Internet Bandwidth is like plumbing

The same can be said about your Internet bandwidth. Think about the last time you were trying to stream a movie from Netflix while your kids were gaming online, and your spouse was working from home. Were you getting sufficient speeds? To put it simply, as your bandwidth or speed increases, so does the amount of data that can come through at the same time.

You probably never have issues streaming a movie when it is just you by yourself at home, but the minute you add a gaming console, other people streaming video, or music, or video chatting, or web browsing, or downloading large files (the list goes on and on), your speeds suffer, and that is due to bandwidth.

How Do You Figure Out How Much Bandwidth You Have?

It is relatively easy to understand how much bandwidth you have by performing an Internet Speed Test. There are multiple sites where you can run a speed test, two of the most popular are fast.com and speedtest.net.

Where to do an Internet speed test

Math keeps the brain sharp! If you agree, this is for you. Let’s say your speed test comes back stating that you’re pulling 13.5 Mbps download speeds. That means you could download 13.5 megabits of data in one second. For starters; 1 gigabit = 1,000 megabits = 1,000,000 kilobits. Also, not to add to the confusion, but there are 8 bits per byte, so 13.5 Mbps (megabits per second) is 1.6875 MB (megabytes per second). You could download a full-length HD movie (typically 3 GB gigabytes) in about a half-hour with your 13.5 Mbps speeds (1.6875 MB per second x 1,800 seconds = 3,000 MB = 3 GB).

So, a half-hour to download a HD movie? That’s not too shabby! But wait a minute, let’s say another person in your household is downloading a different movie. That means you’re looking at double the download time because the network bandwidth only allows a certain amount of data to be downloaded at any given time, and it doesn’t pick whose movie will be downloaded first.
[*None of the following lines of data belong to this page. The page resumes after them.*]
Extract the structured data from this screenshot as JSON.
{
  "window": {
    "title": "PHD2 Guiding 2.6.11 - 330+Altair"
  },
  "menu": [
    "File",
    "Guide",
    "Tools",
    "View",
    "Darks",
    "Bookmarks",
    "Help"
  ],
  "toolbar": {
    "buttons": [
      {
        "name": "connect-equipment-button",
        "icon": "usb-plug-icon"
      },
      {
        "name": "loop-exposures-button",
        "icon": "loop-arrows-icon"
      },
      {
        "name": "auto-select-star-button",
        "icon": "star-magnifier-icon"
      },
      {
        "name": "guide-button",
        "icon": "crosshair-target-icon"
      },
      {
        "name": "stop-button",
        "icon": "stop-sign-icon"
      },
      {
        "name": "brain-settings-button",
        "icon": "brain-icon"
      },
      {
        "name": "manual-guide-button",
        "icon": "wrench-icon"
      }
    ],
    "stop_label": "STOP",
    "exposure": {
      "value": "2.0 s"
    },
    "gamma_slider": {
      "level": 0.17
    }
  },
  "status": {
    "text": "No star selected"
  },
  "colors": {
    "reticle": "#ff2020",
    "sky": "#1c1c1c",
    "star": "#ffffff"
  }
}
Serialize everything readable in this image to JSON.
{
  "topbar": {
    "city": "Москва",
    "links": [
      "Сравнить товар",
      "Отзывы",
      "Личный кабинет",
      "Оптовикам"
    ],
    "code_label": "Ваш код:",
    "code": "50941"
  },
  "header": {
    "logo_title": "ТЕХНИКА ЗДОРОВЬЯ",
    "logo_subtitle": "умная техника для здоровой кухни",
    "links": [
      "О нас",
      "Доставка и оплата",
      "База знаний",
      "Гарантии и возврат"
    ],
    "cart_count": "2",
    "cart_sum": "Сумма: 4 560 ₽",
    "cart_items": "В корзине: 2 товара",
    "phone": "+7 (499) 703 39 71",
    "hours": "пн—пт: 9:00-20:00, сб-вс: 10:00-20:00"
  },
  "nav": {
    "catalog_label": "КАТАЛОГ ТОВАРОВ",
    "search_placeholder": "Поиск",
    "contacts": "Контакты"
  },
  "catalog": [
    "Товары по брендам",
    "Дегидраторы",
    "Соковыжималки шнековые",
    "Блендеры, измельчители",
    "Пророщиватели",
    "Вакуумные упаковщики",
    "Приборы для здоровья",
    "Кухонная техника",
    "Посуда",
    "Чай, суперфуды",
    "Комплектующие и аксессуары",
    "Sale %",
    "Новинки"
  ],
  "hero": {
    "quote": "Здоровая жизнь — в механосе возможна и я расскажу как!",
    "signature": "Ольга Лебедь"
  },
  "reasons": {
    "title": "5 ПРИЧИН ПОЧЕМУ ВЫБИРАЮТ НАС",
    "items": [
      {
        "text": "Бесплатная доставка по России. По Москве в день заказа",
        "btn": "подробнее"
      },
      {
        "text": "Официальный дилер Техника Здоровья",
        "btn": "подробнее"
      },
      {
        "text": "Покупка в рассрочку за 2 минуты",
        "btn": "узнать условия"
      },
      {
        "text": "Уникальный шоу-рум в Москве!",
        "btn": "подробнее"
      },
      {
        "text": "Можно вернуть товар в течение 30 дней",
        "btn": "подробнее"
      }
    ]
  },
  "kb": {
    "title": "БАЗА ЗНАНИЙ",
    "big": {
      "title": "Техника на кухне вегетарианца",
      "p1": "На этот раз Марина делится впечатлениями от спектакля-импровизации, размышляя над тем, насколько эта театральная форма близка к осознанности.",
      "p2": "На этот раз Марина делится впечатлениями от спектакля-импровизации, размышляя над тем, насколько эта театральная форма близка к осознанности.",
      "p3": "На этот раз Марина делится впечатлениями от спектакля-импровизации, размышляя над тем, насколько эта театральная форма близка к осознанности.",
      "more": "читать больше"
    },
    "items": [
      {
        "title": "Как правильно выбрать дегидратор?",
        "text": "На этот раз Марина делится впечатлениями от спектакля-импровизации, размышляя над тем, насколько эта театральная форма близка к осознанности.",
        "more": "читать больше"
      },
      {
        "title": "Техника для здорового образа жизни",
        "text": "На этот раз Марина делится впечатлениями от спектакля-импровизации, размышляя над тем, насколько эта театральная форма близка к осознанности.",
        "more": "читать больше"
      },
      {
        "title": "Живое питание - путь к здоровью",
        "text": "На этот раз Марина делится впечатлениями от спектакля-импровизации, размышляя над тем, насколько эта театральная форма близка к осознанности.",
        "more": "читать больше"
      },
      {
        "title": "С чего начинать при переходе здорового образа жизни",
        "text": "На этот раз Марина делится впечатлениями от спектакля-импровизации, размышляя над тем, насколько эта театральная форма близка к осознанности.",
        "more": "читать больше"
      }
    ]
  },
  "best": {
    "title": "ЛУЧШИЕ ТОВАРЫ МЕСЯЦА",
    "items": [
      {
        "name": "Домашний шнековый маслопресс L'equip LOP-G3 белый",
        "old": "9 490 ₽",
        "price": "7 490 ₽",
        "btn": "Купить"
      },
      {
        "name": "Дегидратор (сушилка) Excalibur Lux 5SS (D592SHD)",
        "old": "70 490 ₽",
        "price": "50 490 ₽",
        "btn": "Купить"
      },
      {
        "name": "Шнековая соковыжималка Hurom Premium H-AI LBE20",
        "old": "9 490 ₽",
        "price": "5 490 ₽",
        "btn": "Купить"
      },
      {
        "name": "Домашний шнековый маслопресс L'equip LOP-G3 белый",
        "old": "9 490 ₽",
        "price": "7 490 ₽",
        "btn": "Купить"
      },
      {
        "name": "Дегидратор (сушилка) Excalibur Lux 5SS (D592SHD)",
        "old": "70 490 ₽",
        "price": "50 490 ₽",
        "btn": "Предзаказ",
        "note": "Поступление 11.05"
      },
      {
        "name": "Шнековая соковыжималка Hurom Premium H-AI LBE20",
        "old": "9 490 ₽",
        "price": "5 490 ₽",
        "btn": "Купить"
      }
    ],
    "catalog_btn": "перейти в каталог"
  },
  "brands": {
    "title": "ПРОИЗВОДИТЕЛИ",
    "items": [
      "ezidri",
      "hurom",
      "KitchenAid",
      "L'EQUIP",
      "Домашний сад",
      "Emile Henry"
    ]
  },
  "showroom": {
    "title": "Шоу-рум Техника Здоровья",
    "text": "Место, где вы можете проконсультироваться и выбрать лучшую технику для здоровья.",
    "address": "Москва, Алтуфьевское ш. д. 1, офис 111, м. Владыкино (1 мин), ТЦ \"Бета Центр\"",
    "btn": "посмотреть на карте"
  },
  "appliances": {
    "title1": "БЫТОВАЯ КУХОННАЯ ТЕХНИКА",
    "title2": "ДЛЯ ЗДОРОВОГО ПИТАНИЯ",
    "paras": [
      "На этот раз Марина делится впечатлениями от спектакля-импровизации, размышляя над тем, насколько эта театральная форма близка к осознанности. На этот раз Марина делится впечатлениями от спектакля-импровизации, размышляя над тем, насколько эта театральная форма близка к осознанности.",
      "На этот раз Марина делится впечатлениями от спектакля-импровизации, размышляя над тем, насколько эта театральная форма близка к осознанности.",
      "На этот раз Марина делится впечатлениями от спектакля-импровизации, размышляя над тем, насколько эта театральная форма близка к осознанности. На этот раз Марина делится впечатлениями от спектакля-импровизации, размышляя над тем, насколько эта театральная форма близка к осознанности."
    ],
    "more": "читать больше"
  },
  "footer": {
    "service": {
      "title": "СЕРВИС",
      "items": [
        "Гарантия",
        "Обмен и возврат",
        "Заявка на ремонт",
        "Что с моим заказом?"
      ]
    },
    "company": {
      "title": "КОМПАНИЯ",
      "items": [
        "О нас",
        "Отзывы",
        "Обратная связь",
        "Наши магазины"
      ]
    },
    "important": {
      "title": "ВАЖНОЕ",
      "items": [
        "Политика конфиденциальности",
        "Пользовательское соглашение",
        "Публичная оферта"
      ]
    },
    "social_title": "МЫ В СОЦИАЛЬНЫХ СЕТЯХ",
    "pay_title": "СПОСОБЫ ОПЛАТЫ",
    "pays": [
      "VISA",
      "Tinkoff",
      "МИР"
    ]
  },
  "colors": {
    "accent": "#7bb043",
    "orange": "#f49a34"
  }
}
To put it in general terms again, the faster speeds you have, the more bandwidth you have. If you’re looking to use your Internet for light web browsing and checking emails, you’ll be fine with slower Internet speeds, but if you are streaming a movie on your TV and somebody else is watching YouTube videos, while also trying to account for another person gaming online all at the same time, you should opt for a higher speed package.

Understanding the Difference Between Streaming and Downloading

To understand the difference between streaming or downloading a movie, song, or any other file, we’ll use another water analogy.

Consider a lake and a river. A lake is a big pool of sitting water, and a river is continuously moving water. A river may hold just as much water as the lake, but it is not all in the same place at once. Downloading an entire HD movie would be like a lake, as it takes up a lot of space and would take a long time to move. Streaming a movie is like a river, continuously moving bits and pieces.

Streaming vs Downloading

When you stream a movie via Netflix, Hulu, YouTube, or any other service, the audio and video data are broken into individual packets that each contain a small piece of the file. The server from the streaming service responds by sending necessary data over streaming media protocols to ensure it arrives in good condition and with all the pieces in the right order. The streaming video is being played as the packets come through, whereas with a downloaded file you have to wait to view.

What Speeds Do You Need?

A slow Internet connection in the technology-driven 21st Century is frustrating. You’re expected to be online more than ever, and it will keep becoming more prevalent. To understand the speeds you need, you first must figure out exactly what you will use the Internet for and how many users and devices will be sharing your bandwidth. By following the guidelines throughout this article, you can assure yourself the proper bandwidth to eliminate buffering and stuttering slow Internet.

Our experienced Nuvera team can help you identify which Internet needs your household requires. We’ll work with you so you can download and stream your favorite movies, music, video games and more over one of our high-speed Internet connections without frustration.

Oops! We could not locate your form.